RECORDS:
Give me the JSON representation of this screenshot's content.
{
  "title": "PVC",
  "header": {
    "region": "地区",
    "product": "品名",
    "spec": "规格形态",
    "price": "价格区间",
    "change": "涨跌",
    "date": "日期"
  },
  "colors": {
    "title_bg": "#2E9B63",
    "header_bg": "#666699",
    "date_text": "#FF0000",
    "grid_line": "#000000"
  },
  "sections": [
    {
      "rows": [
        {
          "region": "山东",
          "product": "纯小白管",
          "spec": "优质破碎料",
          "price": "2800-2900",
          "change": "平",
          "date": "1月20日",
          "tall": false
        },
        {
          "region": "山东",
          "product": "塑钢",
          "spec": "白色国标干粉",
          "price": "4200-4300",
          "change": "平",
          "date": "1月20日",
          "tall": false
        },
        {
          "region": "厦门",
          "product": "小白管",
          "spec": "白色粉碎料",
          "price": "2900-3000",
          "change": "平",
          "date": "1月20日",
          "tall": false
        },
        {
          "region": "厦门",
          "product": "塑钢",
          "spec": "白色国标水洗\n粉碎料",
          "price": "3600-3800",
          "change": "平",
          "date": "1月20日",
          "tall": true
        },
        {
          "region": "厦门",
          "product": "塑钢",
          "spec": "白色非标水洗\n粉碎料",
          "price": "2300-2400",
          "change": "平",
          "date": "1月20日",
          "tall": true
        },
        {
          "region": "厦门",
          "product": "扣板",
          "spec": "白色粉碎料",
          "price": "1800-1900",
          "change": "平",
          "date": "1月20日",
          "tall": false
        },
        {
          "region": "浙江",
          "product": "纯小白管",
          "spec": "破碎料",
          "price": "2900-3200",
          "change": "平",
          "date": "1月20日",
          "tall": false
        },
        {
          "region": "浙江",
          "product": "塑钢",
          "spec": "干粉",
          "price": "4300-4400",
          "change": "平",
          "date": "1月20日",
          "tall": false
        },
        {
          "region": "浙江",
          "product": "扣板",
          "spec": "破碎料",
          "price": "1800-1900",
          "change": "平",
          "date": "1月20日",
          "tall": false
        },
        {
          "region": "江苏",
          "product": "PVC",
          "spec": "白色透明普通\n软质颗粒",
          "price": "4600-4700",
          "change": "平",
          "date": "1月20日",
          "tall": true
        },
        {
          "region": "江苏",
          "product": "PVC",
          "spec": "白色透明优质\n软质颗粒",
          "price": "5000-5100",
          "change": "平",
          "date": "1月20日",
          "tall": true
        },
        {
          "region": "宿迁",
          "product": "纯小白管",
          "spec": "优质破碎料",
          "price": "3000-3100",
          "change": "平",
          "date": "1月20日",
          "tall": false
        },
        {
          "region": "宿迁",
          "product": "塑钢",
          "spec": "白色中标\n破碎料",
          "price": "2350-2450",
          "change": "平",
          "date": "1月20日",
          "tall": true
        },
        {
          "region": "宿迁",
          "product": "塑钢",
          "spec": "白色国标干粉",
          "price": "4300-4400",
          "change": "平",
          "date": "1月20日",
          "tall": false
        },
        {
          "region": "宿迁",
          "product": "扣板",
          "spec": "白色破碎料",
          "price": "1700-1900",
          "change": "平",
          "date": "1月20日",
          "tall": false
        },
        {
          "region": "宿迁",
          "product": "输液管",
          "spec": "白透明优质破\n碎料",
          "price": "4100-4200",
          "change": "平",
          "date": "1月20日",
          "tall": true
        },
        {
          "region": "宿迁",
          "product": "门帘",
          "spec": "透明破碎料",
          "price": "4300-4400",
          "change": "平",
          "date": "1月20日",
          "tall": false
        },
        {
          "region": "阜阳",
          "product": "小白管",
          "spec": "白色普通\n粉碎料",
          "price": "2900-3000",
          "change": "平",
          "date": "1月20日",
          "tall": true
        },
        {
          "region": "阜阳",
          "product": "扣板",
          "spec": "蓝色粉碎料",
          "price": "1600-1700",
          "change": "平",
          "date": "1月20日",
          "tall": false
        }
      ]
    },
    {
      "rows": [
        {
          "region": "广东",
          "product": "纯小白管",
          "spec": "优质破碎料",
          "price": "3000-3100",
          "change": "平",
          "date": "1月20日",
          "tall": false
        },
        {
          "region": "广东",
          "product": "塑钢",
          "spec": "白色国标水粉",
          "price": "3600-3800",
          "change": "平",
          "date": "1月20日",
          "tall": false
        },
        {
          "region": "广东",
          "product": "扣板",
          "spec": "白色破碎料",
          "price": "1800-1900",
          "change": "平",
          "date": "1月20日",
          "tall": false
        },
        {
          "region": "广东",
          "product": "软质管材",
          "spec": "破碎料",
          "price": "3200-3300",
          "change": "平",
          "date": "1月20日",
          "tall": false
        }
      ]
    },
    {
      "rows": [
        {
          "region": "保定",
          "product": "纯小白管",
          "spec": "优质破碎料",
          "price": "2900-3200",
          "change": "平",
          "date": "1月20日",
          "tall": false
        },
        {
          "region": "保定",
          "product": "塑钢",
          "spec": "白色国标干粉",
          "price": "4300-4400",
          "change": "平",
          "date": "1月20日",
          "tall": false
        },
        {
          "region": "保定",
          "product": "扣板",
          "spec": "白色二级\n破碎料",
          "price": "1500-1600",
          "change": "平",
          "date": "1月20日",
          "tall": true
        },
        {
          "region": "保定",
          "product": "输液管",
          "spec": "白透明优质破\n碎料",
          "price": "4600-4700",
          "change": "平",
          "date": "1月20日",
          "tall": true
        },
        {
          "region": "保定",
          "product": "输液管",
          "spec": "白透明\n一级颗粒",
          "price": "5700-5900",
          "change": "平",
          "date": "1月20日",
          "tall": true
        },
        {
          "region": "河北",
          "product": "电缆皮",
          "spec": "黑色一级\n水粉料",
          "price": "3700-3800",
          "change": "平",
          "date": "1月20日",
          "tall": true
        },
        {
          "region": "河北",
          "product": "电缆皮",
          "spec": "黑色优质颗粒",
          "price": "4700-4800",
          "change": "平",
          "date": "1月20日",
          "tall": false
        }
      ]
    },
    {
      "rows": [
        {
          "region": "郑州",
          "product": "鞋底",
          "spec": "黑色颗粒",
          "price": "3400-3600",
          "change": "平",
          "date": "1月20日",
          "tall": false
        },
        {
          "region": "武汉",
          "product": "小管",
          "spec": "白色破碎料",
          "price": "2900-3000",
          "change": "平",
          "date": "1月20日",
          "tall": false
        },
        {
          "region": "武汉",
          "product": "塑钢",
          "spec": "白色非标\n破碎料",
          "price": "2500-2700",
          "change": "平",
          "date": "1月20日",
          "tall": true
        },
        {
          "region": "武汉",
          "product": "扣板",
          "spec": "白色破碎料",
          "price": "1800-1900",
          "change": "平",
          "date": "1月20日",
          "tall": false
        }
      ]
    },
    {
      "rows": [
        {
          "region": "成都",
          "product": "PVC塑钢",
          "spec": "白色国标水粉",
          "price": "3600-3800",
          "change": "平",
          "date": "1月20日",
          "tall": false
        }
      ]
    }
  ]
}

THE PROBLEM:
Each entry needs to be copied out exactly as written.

TASK SOLUTION:
Give me the JSON representation of this screenshot's content.
{
  "title": "PVC",
  "header": {
    "region": "地区",
    "product": "品名",
    "spec": "规格形态",
    "price": "价格区间",
    "change": "涨跌",
    "date": "日期"
  },
  "colors": {
    "title_bg": "#2E9B63",
    "header_bg": "#666699",
    "date_text": "#FF0000",
    "grid_line": "#000000"
  },
  "sections": [
    {
      "rows": [
        {
          "region": "山东",
          "product": "纯小白管",
          "spec": "优质破碎料",
          "price": "2800-2900",
          "change": "平",
          "date": "1月20日",
          "tall": false
        },
        {
          "region": "山东",
          "product": "塑钢",
          "spec": "白色国标干粉",
          "price": "4200-4300",
          "change": "平",
          "date": "1月20日",
          "tall": false
        },
        {
          "region": "厦门",
          "product": "小白管",
          "spec": "白色粉碎料",
          "price": "2900-3000",
          "change": "平",
          "date": "1月20日",
          "tall": false
        },
        {
          "region": "厦门",
          "product": "塑钢",
          "spec": "白色国标水洗\n粉碎料",
          "price": "3600-3800",
          "change": "平",
          "date": "1月20日",
          "tall": true
        },
        {
          "region": "厦门",
          "product": "塑钢",
          "spec": "白色非标水洗\n粉碎料",
          "price": "2300-2400",
          "change": "平",
          "date": "1月20日",
          "tall": true
        },
        {
          "region": "厦门",
          "product": "扣板",
          "spec": "白色粉碎料",
          "price": "1800-1900",
          "change": "平",
          "date": "1月20日",
          "tall": false
        },
        {
          "region": "浙江",
          "product": "纯小白管",
          "spec": "破碎料",
          "price": "2900-3200",
          "change": "平",
          "date": "1月20日",
          "tall": false
        },
        {
          "region": "浙江",
          "product": "塑钢",
          "spec": "干粉",
          "price": "4300-4400",
          "change": "平",
          "date": "1月20日",
          "tall": false
        },
        {
          "region": "浙江",
          "product": "扣板",
          "spec": "破碎料",
          "price": "1800-1900",
          "change": "平",
          "date": "1月20日",
          "tall": false
        },
        {
          "region": "江苏",
          "product": "PVC",
          "spec": "白色透明普通\n软质颗粒",
          "price": "4600-4700",
          "change": "平",
          "date": "1月20日",
          "tall": true
        },
        {
          "region": "江苏",
          "product": "PVC",
          "spec": "白色透明优质\n软质颗粒",
          "price": "5000-5100",
          "change": "平",
          "date": "1月20日",
          "tall": true
        },
        {
          "region": "宿迁",
          "product": "纯小白管",
          "spec": "优质破碎料",
          "price": "3000-3100",
          "change": "平",
          "date": "1月20日",
          "tall": false
        },
        {
          "region": "宿迁",
          "product": "塑钢",
          "spec": "白色中标\n破碎料",
          "price": "2350-2450",
          "change": "平",
          "date": "1月20日",
          "tall": true
        },
        {
          "region": "宿迁",
          "product": "塑钢",
          "spec": "白色国标干粉",
          "price": "4300-4400",
          "change": "平",
          "date": "1月20日",
          "tall": false
        },
        {
          "region": "宿迁",
          "product": "扣板",
          "spec": "白色破碎料",
          "price": "1700-1900",
          "change": "平",
          "date": "1月20日",
          "tall": false
        },
        {
          "region": "宿迁",
          "product": "输液管",
          "spec": "白透明优质破\n碎料",
          "price": "4100-4200",
          "change": "平",
          "date": "1月20日",
          "tall": true
        },
        {
          "region": "宿迁",
          "product": "门帘",
          "spec": "透明破碎料",
          "price": "4300-4400",
          "change": "平",
          "date": "1月20日",
          "tall": false
        },
        {
          "region": "阜阳",
          "product": "小白管",
          "spec": "白色普通\n粉碎料",
          "price": "2900-3000",
          "change": "平",
          "date": "1月20日",
          "tall": true
        },
        {
          "region": "阜阳",
          "product": "扣板",
          "spec": "蓝色粉碎料",
          "price": "1600-1700",
          "change": "平",
          "date": "1月20日",
          "tall": false
        }
      ]
    },
    {
      "rows": [
        {
          "region": "广东",
          "product": "纯小白管",
          "spec": "优质破碎料",
          "price": "3000-3100",
          "change": "平",
          "date": "1月20日",
          "tall": false
        },
        {
          "region": "广东",
          "product": "塑钢",
          "spec": "白色国标水粉",
          "price": "3600-3800",
          "change": "平",
          "date": "1月20日",
          "tall": false
        },
        {
          "region": "广东",
          "product": "扣板",
          "spec": "白色破碎料",
          "price": "1800-1900",
          "change": "平",
          "date": "1月20日",
          "tall": false
        },
        {
          "region": "广东",
          "product": "软质管材",
          "spec": "破碎料",
          "price": "3200-3300",
          "change": "平",
          "date": "1月20日",
          "tall": false
        }
      ]
    },
    {
      "rows": [
        {
          "region": "保定",
          "product": "纯小白管",
          "spec": "优质破碎料",
          "price": "2900-3200",
          "change": "平",
          "date": "1月20日",
          "tall": false
        },
        {
          "region": "保定",
          "product": "塑钢",
          "spec": "白色国标干粉",
          "price": "4300-4400",
          "change": "平",
          "date": "1月20日",
          "tall": false
        },
        {
          "region": "保定",
          "product": "扣板",
          "spec": "白色二级\n破碎料",
          "price": "1500-1600",
          "change": "平",
          "date": "1月20日",
          "tall": true
        },
        {
          "region": "保定",
          "product": "输液管",
          "spec": "白透明优质破\n碎料",
          "price": "4600-4700",
          "change": "平",
          "date": "1月20日",
          "tall": true
        },
        {
          "region": "保定",
          "product": "输液管",
          "spec": "白透明\n一级颗粒",
          "price": "5700-5900",
          "change": "平",
          "date": "1月20日",
          "tall": true
        },
        {
          "region": "河北",
          "product": "电缆皮",
          "spec": "黑色一级\n水粉料",
          "price": "3700-3800",
          "change": "平",
          "date": "1月20日",
          "tall": true
        },
        {
          "region": "河北",
          "product": "电缆皮",
          "spec": "黑色优质颗粒",
          "price": "4700-4800",
          "change": "平",
          "date": "1月20日",
          "tall": false
        }
      ]
    },
    {
      "rows": [
        {
          "region": "郑州",
          "product": "鞋底",
          "spec": "黑色颗粒",
          "price": "3400-3600",
          "change": "平",
          "date": "1月20日",
          "tall": false
        },
        {
          "region": "武汉",
          "product": "小管",
          "spec": "白色破碎料",
          "price": "2900-3000",
          "change": "平",
          "date": "1月20日",
          "tall": false
        },
        {
          "region": "武汉",
          "product": "塑钢",
          "spec": "白色非标\n破碎料",
          "price": "2500-2700",
          "change": "平",
          "date": "1月20日",
          "tall": true
        },
        {
          "region": "武汉",
          "product": "扣板",
          "spec": "白色破碎料",
          "price": "1800-1900",
          "change": "平",
          "date": "1月20日",
          "tall": false
        }
      ]
    },
    {
      "rows": [
        {
          "region": "成都",
          "product": "PVC塑钢",
          "spec": "白色国标水粉",
          "price": "3600-3800",
          "change": "平",
          "date": "1月20日",
          "tall": false
        }
      ]
    }
  ]
}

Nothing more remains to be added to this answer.